**DIRECTIONS**. Keep every line in which "legend" occurs and drop the rest of the data.

**MATERIAL FOR THE TASK**.
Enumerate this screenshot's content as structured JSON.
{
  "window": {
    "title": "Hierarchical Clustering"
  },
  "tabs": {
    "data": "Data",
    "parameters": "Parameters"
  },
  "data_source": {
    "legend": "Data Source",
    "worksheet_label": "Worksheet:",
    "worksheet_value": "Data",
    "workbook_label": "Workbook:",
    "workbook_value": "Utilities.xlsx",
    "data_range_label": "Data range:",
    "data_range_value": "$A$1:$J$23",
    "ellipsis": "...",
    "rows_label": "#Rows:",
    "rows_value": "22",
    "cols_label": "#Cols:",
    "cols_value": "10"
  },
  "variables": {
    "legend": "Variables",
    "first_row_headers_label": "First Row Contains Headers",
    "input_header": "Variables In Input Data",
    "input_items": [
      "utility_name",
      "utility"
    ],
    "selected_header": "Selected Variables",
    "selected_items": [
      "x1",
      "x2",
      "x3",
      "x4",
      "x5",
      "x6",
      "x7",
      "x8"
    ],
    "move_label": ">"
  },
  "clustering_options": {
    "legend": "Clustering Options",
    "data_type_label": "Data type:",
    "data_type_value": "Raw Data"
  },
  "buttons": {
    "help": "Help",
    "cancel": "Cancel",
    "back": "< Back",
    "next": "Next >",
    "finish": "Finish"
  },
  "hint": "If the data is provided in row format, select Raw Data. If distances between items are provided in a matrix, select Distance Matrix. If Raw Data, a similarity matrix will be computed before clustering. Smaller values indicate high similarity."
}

**WRITTEN ANSWER**.
    "legend": "Data Source",
    "legend": "Variables",
    "legend": "Clustering Options",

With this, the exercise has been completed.